To introduce contrast in the decor, the red pine floorboards, the window frames, and the beams in the ceiling have been stained a darker shade than the logs. In the dining room area, a steel T-bar lighting fixture holds four dangling bare bulbs that hang over the table. Dominique made this fixture with recycled, leftover pieces of the staircase handrails, a simple, stylish, and contemporary design that reduces waste and saves money.
Dominique didn’t want an all-timber staircase located in the center of the living room. “It would have been just too much wood,” he says. Instead, he used a very linear, symmetrical, airy steel banister. The stringers of the staircase are made from a single log, cut in two lengthwise, and the steps are solid wood. Details of a corner wall next to the entryway show the Scandinavian technique. The logs have a half-moon shape on the bottom for snug fitting, and the corners are scribed (cut and formed) into an interlocking saddle notch. The small cracks, also known as checks, are the result of shrinkage due to the timber drying over time, a normal, natural process in all log homes. The precision-fit logs provide good natural insulation. In addition, a few strips of high-rated R-value insulation material were used between each log and in the corners.
The master bedroom reflects the couple’s philosophy of “less is better.” A king-sized bed and two nightstands compose a simple decor under the slanted ceiling. Here again, different shades of wood break the monotone color palette. The adjacent bathroom comprises a ceramic-tile glass shower stall and an elegant free-standing bathtub equipped with a tall floor-mounted, free-standing faucet. The vanity with its square washbasin offers ample storage space, just like the tall dark column in the corner, which serves as a medicine cabinet.

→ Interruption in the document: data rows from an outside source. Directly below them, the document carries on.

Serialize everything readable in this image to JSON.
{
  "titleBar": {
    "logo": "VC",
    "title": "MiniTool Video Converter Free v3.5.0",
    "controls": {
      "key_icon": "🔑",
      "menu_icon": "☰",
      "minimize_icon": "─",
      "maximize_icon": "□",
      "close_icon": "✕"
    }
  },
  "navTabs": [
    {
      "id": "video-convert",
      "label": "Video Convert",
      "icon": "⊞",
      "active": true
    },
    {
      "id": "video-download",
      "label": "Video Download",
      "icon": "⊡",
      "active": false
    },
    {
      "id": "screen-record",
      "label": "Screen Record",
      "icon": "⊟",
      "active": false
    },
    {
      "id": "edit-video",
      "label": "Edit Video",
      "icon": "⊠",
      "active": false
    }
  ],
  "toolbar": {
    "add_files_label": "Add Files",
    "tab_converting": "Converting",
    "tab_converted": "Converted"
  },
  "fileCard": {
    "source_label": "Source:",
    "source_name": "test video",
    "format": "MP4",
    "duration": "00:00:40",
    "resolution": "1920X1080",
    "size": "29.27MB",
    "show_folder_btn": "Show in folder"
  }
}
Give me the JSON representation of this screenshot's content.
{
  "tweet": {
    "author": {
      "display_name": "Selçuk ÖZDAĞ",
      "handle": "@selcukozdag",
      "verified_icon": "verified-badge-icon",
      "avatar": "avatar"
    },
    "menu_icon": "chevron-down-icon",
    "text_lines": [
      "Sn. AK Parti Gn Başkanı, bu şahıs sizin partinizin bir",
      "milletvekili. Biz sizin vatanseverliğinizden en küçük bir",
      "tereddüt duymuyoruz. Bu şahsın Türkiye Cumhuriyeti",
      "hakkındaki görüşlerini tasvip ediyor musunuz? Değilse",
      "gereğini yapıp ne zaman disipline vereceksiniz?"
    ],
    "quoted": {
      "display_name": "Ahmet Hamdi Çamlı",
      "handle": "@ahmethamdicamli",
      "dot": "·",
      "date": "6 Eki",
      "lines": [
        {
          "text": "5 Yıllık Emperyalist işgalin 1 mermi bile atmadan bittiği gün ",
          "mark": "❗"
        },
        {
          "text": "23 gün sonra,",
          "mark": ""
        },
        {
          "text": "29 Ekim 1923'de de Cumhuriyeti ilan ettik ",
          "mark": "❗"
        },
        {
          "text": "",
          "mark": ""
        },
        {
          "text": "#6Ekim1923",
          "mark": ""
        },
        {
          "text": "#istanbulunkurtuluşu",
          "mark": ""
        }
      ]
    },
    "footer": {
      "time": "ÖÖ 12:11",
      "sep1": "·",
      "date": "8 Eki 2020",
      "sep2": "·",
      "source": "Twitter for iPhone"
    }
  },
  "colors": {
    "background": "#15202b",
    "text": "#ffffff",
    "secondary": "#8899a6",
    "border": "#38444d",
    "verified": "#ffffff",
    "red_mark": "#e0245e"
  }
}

For his son’s bedroom, Dominique let fantasy take over. Not only are the walls painted a light spring-forest green, but one of them is a climbing wall. At the top, there is a hiding place, which is perfect when playing hide-and-seek. Most of the time, though, the family plays outdoors, which is the reason they chose to settle in the village of Saint-Donat. After fun, fresh air, and lots of exercise options to choose from, it is a real and genuine pleasure to retire to the warmth and serenity of the log house where, in Dominique’s words, “there is ample space for contemplation.”
- Log Home Producer and Builder: Comfort Nature, Quebec, Canada
- Two-story home
- Square footage: 2,030
- Bedrooms: 2
- Bathrooms: 1.5